Recorded at a ’98 Berlin concert, Posium Pendasem documents a particularly strong edition of composer-bassist William Parker’s In Order to Survive, a quintet rounded out by saxophonists Rob Brown and Assif Tsahar, pianist Cooper-Moore and drummer Susie Ibarra. The group sans Tsahar had finished the sessions for the two-disc The Peach Orchard (Aum Fidelity) the prior month, so the music benefits from the combination of recent high-level production and in Tsahar, an extra, if familiar, catalyst.

The bulk of the program is comprised of the electrifying 50-minute “Posium Pendasem #7.” Exemplary of Parker’s approach to extended open-form works, it is refreshingly void of pat, diffused intensity and clumsy transition points. A case in point is the seamlessness of the piece’s first three sections: a 15-minute ensemble burst, a short blistering exchange between Brown and Tsahar, and a long flurry of trio textures from Cooper-Moore, Parker and Ibarra. The piece is half over when the horns return, and while the intensity is redlining for the most part, there is also sufficient variety to keep the listener engaged.
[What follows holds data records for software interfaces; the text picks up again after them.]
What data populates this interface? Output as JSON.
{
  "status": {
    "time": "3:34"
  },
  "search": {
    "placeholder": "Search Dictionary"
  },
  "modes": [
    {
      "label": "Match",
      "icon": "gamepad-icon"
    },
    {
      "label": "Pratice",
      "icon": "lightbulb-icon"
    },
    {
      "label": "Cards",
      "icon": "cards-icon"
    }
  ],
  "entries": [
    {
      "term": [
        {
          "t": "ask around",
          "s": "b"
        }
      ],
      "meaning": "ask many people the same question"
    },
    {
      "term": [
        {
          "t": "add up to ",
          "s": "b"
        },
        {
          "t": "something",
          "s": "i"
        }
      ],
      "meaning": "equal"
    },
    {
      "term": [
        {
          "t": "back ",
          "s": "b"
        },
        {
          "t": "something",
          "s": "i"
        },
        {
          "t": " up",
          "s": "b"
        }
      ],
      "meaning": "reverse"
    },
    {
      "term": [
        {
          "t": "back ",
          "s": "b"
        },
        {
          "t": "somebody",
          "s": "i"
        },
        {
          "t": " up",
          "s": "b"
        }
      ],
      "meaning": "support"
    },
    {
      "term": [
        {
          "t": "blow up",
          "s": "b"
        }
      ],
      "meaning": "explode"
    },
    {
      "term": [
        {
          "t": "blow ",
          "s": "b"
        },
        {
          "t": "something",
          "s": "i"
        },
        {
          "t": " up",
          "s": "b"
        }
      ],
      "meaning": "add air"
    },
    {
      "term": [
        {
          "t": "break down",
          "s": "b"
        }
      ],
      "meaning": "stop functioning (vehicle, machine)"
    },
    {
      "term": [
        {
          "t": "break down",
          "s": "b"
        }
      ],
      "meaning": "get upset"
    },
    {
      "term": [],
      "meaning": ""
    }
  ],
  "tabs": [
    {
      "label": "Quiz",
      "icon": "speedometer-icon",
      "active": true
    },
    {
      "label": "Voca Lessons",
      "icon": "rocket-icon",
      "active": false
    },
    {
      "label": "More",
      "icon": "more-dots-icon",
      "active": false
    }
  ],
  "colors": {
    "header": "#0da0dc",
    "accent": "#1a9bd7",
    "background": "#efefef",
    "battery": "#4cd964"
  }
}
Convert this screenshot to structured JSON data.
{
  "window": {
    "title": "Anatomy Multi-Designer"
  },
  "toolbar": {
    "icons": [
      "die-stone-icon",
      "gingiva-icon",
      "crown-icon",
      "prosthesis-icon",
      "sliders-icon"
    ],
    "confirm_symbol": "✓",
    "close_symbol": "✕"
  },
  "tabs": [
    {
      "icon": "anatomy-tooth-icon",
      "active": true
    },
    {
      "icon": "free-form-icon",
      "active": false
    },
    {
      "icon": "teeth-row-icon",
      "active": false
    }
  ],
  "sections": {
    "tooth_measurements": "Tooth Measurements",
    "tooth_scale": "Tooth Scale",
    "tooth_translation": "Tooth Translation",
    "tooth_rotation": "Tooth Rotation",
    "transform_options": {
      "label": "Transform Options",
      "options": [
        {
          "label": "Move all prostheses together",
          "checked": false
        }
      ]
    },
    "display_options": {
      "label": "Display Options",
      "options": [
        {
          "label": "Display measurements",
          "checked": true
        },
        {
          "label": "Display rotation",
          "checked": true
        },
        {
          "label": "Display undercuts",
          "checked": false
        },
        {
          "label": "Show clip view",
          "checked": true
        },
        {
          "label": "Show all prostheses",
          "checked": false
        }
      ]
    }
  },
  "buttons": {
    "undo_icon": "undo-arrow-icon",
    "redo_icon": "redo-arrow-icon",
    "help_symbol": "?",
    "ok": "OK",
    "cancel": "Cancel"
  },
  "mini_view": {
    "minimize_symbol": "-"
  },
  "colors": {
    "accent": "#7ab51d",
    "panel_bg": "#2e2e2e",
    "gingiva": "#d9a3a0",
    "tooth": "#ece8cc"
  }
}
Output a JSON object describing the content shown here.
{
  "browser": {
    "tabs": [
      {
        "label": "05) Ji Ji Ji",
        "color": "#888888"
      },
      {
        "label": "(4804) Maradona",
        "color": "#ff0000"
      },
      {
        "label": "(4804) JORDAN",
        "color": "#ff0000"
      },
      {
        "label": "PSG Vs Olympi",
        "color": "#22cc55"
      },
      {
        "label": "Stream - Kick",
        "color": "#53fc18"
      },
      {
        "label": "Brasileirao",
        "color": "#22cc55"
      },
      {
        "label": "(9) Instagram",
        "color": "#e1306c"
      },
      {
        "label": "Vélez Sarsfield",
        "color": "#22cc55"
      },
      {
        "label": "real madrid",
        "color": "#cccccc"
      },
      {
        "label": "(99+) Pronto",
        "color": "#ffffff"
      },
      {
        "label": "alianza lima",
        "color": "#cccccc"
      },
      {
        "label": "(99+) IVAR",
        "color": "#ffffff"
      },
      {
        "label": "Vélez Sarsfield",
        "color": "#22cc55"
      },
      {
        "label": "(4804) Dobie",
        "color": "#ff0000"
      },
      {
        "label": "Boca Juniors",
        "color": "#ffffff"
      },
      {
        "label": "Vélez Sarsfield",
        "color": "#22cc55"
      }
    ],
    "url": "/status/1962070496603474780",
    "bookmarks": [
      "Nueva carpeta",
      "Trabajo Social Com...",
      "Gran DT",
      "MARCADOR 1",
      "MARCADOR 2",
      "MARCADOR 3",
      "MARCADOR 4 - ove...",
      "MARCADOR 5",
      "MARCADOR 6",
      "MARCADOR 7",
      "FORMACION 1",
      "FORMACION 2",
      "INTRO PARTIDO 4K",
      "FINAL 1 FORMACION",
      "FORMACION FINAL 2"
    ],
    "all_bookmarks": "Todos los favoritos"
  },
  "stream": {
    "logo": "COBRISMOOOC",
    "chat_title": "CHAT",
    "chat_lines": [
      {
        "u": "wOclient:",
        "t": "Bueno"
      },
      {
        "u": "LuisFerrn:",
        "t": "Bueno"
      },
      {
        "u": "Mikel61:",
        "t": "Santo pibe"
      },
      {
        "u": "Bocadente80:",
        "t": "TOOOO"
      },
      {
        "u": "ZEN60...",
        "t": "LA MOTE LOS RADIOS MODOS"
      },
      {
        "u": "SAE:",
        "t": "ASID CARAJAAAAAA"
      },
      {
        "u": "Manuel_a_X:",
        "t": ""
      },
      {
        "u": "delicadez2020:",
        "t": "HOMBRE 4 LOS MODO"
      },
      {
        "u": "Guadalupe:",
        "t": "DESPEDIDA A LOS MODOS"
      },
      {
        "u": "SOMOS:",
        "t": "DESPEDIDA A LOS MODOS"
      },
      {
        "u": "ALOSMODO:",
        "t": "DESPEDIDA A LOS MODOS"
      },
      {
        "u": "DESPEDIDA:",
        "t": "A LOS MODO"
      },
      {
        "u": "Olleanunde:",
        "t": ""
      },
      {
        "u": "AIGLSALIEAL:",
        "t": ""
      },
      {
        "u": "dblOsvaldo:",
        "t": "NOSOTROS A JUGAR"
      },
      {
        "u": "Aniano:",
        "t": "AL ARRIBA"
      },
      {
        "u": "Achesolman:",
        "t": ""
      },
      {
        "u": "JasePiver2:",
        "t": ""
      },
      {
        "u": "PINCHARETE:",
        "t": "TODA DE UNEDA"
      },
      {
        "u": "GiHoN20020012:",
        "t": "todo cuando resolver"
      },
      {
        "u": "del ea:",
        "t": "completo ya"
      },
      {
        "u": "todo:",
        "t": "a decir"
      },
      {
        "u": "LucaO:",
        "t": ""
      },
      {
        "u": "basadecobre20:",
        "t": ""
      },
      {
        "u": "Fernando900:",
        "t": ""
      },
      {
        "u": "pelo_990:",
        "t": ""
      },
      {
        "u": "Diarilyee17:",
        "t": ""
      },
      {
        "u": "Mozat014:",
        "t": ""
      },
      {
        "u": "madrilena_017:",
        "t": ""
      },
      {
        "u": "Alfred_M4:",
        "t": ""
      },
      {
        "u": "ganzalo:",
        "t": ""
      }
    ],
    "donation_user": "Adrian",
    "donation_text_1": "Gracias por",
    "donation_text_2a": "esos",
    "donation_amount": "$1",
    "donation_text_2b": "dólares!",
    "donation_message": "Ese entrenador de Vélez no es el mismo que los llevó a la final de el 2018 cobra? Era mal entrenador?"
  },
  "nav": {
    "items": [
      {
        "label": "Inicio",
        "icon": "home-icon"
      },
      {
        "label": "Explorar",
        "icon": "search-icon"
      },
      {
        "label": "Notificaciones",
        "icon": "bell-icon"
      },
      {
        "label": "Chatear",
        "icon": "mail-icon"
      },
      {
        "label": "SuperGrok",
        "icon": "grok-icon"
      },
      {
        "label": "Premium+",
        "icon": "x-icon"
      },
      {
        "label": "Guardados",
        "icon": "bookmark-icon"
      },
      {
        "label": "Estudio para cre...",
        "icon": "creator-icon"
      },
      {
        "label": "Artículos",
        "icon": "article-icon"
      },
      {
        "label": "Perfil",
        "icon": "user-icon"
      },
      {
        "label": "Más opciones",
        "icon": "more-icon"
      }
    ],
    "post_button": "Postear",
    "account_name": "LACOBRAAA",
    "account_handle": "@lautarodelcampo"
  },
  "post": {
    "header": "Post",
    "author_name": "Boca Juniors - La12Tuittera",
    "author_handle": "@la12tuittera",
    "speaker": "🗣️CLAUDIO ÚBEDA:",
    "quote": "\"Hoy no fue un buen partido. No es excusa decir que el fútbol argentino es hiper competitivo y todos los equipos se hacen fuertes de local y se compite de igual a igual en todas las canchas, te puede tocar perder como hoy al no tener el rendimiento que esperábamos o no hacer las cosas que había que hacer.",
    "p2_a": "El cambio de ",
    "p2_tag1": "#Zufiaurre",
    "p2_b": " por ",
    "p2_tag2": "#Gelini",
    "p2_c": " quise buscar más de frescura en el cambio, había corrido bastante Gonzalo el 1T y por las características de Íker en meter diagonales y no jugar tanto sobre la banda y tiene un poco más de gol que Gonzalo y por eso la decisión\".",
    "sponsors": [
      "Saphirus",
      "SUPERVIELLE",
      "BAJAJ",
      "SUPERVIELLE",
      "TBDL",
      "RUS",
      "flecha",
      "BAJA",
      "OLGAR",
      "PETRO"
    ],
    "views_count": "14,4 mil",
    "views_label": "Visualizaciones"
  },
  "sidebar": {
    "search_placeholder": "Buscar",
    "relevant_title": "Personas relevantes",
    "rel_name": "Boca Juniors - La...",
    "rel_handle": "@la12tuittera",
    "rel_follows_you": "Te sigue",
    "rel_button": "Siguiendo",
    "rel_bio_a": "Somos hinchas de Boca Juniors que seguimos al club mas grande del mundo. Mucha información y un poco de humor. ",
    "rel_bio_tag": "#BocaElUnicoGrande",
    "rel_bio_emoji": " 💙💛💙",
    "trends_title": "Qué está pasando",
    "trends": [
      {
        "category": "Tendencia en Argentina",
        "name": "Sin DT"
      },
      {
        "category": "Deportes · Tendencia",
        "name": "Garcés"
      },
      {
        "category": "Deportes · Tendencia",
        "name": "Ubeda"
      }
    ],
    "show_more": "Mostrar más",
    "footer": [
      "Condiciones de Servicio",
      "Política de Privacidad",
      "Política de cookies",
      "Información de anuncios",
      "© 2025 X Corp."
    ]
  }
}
Two compositions rooted in traditional notation round out the program: a short, prelude-like solo piano reading of “Posium Pendasem #9,” which Cooper-Moore bathes in austere and pensive colors, and “Another Angel Goes Home,” a post-modern sorrow song for quintet. Respectively sequenced before and after “Posium Pendasem #7,” they give the album a compelling shape.

Originally Published